_Task brief_
If a line in the entries includes "count", show that line.

[Available data Boundary: Start]

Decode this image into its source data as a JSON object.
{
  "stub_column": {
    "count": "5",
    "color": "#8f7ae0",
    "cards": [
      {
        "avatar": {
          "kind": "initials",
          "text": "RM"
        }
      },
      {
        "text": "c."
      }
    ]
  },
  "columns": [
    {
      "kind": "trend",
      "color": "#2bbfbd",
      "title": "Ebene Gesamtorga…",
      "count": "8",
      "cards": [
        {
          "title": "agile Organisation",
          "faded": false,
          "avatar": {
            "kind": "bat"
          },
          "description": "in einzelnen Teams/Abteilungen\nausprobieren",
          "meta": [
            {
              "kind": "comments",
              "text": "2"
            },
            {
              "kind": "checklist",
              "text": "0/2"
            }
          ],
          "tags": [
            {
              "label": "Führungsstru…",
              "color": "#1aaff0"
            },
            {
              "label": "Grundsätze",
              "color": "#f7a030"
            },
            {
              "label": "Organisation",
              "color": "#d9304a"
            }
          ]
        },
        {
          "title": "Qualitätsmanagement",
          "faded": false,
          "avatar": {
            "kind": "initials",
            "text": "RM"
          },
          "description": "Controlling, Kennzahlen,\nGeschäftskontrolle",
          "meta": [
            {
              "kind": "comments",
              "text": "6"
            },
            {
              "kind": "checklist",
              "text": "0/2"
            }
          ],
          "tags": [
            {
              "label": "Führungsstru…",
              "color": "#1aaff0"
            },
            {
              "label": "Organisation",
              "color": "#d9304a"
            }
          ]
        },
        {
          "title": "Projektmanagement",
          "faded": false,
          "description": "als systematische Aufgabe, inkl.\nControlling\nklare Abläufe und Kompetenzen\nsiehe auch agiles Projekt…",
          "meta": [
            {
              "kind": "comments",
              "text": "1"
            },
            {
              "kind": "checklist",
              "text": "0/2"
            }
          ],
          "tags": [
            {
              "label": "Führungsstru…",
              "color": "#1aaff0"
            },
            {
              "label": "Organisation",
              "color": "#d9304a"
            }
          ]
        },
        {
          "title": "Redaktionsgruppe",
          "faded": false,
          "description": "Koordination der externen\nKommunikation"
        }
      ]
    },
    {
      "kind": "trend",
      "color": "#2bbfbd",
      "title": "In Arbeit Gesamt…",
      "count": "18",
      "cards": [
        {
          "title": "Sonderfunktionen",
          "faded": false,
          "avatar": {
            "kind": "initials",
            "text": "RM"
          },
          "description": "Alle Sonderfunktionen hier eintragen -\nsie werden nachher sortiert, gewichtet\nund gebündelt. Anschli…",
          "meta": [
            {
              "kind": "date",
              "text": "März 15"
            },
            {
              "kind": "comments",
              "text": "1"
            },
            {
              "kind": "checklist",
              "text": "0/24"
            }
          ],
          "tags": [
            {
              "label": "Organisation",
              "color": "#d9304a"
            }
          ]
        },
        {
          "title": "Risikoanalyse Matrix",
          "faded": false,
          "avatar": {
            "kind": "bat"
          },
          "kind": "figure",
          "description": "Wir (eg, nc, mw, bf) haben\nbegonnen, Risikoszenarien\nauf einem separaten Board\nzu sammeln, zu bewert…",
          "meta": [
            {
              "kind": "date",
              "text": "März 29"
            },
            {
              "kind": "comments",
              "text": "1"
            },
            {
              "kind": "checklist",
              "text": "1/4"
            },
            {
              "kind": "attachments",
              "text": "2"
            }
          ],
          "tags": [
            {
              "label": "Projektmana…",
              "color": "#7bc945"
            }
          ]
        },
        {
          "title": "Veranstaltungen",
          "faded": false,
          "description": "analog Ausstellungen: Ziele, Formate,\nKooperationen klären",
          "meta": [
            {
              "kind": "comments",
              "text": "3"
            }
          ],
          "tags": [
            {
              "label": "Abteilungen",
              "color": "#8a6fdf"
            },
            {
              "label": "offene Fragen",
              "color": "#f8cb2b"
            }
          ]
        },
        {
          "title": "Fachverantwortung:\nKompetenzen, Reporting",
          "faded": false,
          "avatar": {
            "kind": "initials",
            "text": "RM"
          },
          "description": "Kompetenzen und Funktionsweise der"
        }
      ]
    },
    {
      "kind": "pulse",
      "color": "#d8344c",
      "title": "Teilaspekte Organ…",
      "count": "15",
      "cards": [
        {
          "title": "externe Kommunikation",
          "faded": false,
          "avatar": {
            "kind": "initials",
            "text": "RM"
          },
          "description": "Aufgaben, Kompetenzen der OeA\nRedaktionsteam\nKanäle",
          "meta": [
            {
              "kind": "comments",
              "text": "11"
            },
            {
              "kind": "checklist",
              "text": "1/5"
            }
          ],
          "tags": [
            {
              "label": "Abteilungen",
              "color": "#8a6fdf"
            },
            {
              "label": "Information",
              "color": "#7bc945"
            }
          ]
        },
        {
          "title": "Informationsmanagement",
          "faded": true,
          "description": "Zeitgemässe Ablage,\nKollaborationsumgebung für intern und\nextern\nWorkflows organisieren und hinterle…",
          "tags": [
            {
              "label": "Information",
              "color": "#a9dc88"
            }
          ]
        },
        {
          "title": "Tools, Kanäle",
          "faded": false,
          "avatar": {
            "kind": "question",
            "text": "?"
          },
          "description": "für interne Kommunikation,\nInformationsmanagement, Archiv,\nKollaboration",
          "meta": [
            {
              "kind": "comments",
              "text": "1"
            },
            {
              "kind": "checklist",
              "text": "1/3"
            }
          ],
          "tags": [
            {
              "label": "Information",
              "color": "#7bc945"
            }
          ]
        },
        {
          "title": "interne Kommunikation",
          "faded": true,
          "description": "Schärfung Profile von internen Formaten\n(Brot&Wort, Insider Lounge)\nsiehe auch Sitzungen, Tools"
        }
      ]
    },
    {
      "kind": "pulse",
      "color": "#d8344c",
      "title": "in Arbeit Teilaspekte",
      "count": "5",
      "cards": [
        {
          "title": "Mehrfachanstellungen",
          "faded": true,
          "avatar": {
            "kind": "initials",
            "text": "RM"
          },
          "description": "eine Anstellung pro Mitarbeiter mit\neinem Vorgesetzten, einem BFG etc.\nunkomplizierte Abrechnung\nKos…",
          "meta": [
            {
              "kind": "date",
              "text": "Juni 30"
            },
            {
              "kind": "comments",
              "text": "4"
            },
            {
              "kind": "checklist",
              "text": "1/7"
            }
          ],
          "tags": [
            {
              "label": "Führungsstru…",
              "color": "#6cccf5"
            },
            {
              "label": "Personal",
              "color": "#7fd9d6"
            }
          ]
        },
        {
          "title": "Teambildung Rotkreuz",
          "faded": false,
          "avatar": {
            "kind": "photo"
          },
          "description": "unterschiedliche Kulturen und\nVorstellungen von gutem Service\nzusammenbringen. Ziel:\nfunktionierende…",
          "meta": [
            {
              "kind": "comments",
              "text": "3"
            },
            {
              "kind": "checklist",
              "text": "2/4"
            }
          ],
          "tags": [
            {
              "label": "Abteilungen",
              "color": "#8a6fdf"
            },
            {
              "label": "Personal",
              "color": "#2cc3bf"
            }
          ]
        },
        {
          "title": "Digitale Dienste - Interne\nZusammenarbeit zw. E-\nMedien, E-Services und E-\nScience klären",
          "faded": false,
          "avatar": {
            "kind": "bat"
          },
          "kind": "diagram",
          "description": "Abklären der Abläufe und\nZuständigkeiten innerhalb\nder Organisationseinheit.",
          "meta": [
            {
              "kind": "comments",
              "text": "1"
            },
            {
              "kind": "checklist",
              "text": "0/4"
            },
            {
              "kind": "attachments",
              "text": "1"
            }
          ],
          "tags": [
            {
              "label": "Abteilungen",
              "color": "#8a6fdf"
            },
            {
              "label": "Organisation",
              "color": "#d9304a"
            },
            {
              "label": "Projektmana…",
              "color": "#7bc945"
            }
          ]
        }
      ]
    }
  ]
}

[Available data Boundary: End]

_Your response_
    "count": "5",
      "count": "8",
      "count": "18",
      "count": "15",
      "count": "5",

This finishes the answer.